-- RECORDS SHOWN follows --

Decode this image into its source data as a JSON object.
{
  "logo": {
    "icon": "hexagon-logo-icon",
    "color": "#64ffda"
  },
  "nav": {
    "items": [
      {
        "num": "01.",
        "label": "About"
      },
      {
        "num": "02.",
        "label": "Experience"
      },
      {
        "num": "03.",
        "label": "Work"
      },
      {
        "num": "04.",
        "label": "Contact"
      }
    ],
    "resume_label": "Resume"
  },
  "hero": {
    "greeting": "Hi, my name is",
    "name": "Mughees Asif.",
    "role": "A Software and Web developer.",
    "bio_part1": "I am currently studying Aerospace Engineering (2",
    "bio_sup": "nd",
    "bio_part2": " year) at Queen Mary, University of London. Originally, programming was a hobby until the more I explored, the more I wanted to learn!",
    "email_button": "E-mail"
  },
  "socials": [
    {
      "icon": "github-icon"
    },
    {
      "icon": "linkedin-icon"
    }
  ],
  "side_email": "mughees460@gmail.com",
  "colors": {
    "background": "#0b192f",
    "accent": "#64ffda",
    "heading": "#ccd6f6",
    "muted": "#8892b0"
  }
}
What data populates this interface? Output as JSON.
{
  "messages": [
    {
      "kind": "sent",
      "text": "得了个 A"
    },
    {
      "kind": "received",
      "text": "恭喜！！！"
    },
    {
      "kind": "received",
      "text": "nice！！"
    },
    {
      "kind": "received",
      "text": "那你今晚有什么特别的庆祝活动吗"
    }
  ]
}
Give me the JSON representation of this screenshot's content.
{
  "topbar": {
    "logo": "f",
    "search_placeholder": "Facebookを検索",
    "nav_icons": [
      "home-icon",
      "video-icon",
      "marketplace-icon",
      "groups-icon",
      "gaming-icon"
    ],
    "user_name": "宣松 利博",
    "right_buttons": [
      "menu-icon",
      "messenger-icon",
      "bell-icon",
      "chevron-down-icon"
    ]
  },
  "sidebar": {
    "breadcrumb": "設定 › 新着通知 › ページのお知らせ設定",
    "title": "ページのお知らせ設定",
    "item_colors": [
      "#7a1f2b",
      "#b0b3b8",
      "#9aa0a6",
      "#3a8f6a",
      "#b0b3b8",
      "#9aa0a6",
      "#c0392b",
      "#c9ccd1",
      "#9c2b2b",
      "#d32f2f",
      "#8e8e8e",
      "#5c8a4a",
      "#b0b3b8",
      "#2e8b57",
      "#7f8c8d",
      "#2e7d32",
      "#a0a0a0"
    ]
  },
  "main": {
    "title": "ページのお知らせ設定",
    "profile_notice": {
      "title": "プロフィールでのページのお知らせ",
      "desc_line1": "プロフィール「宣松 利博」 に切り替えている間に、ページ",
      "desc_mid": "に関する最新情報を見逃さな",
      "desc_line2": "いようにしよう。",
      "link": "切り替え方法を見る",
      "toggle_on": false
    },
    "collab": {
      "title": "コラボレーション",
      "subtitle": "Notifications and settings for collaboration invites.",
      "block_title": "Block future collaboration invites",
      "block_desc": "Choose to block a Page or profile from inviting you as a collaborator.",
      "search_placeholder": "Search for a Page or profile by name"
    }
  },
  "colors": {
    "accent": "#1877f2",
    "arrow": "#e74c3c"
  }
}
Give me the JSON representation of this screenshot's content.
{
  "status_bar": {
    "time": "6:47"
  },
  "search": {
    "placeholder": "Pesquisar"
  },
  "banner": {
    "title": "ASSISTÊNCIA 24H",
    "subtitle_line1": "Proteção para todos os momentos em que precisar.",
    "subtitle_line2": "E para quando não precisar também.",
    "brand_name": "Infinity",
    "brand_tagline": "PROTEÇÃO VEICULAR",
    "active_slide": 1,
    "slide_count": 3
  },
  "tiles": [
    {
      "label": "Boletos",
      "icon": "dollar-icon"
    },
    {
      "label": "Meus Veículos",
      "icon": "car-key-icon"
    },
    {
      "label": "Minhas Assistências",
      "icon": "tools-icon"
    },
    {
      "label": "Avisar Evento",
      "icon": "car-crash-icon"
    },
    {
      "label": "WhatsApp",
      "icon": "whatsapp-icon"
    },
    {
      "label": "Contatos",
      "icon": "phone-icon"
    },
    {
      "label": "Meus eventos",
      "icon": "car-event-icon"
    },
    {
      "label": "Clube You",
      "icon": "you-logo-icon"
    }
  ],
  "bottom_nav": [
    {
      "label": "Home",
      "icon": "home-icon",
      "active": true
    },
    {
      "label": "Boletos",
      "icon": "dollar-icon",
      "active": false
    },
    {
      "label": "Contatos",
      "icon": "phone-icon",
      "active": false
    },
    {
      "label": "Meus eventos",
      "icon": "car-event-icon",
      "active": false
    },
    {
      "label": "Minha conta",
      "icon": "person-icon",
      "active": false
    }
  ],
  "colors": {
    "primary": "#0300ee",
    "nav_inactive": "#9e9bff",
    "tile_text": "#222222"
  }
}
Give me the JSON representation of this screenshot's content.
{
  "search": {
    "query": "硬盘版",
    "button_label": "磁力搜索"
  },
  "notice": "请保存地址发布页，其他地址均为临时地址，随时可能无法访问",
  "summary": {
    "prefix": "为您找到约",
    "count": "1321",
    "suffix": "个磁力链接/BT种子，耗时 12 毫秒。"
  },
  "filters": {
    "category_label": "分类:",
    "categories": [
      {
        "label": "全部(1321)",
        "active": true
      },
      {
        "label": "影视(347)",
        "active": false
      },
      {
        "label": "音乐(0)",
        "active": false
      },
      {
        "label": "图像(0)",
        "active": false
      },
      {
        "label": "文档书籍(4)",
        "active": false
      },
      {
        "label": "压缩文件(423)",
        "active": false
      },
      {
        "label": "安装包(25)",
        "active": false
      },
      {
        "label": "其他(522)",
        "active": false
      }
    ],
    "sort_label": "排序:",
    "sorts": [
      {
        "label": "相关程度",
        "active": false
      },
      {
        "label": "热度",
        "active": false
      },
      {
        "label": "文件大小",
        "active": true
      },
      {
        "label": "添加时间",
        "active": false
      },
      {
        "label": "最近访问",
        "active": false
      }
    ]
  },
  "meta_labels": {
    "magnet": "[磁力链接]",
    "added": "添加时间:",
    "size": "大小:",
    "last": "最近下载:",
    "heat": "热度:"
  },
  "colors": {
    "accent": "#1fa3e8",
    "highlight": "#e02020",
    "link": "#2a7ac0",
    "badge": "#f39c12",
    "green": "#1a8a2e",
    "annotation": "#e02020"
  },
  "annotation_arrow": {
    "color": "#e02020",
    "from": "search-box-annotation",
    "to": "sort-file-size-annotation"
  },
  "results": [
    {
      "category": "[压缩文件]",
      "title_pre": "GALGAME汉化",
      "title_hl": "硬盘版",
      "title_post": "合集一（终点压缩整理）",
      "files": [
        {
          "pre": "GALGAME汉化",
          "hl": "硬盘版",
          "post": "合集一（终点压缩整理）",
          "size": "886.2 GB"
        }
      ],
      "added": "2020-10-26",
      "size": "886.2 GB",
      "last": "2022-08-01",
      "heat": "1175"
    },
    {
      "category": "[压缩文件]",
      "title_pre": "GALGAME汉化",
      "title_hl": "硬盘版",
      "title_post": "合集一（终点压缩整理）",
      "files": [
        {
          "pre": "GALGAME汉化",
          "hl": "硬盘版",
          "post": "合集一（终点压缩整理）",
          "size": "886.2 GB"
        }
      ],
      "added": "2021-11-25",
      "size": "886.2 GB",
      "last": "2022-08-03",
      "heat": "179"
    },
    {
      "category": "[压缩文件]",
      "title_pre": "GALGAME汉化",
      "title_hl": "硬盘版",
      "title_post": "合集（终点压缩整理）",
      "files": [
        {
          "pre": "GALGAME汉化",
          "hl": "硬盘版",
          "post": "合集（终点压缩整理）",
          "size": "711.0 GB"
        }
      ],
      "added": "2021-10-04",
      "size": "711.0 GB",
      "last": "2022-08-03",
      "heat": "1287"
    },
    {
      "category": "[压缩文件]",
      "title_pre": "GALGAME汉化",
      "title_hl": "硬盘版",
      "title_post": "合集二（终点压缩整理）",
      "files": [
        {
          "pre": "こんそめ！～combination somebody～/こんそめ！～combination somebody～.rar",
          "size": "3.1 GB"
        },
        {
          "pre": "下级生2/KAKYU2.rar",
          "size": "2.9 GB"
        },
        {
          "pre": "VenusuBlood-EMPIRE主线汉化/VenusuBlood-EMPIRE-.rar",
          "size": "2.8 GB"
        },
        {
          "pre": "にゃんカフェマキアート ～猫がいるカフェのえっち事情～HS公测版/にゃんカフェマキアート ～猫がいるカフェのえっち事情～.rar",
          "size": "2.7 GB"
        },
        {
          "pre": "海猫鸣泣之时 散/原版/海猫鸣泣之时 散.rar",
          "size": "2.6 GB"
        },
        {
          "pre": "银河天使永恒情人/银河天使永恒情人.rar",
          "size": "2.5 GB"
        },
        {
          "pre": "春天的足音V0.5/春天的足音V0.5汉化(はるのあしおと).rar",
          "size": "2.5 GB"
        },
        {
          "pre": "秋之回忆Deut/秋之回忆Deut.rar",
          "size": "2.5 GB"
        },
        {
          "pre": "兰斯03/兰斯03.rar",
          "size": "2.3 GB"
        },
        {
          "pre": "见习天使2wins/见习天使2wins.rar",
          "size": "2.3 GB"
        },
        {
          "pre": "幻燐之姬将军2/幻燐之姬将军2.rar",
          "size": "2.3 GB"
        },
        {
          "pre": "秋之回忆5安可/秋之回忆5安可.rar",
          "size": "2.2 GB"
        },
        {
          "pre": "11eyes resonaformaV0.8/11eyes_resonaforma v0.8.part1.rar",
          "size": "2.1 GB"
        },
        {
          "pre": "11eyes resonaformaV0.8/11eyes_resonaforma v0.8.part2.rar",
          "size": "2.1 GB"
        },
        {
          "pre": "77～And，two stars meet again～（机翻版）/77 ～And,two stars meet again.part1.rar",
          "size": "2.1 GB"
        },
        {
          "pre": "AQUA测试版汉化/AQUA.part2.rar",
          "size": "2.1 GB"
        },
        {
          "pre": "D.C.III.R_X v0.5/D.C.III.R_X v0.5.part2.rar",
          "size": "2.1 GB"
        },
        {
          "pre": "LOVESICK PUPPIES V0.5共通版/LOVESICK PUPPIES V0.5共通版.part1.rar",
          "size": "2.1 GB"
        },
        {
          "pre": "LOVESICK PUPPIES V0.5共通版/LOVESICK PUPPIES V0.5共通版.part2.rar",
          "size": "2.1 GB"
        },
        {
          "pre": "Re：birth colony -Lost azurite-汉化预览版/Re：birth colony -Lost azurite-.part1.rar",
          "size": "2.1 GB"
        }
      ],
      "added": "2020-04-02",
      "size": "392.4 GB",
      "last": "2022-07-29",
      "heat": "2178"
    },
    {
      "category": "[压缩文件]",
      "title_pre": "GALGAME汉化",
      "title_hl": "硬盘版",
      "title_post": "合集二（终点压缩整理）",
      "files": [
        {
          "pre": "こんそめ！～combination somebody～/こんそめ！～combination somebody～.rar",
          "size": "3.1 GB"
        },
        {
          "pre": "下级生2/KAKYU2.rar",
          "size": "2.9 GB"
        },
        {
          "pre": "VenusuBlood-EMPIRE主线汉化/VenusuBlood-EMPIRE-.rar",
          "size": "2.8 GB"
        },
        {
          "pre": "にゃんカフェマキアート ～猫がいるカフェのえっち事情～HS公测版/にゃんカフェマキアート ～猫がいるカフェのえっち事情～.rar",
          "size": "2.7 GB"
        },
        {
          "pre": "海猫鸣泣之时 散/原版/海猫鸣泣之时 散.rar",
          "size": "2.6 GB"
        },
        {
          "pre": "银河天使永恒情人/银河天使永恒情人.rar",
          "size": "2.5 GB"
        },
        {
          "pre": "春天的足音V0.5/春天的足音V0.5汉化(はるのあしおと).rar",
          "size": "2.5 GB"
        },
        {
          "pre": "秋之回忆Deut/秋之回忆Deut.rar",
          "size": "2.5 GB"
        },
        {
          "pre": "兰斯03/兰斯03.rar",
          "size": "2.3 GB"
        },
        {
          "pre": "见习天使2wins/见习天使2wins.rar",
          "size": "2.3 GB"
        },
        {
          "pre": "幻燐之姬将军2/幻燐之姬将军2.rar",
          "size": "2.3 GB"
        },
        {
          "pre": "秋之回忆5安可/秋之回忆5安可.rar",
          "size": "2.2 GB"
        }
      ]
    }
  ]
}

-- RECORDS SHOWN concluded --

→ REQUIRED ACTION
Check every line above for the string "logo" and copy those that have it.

→ RESPONSE TO THIS TASK
  "logo": {
    "icon": "hexagon-logo-icon",
    "logo": "f",
      "icon": "you-logo-icon"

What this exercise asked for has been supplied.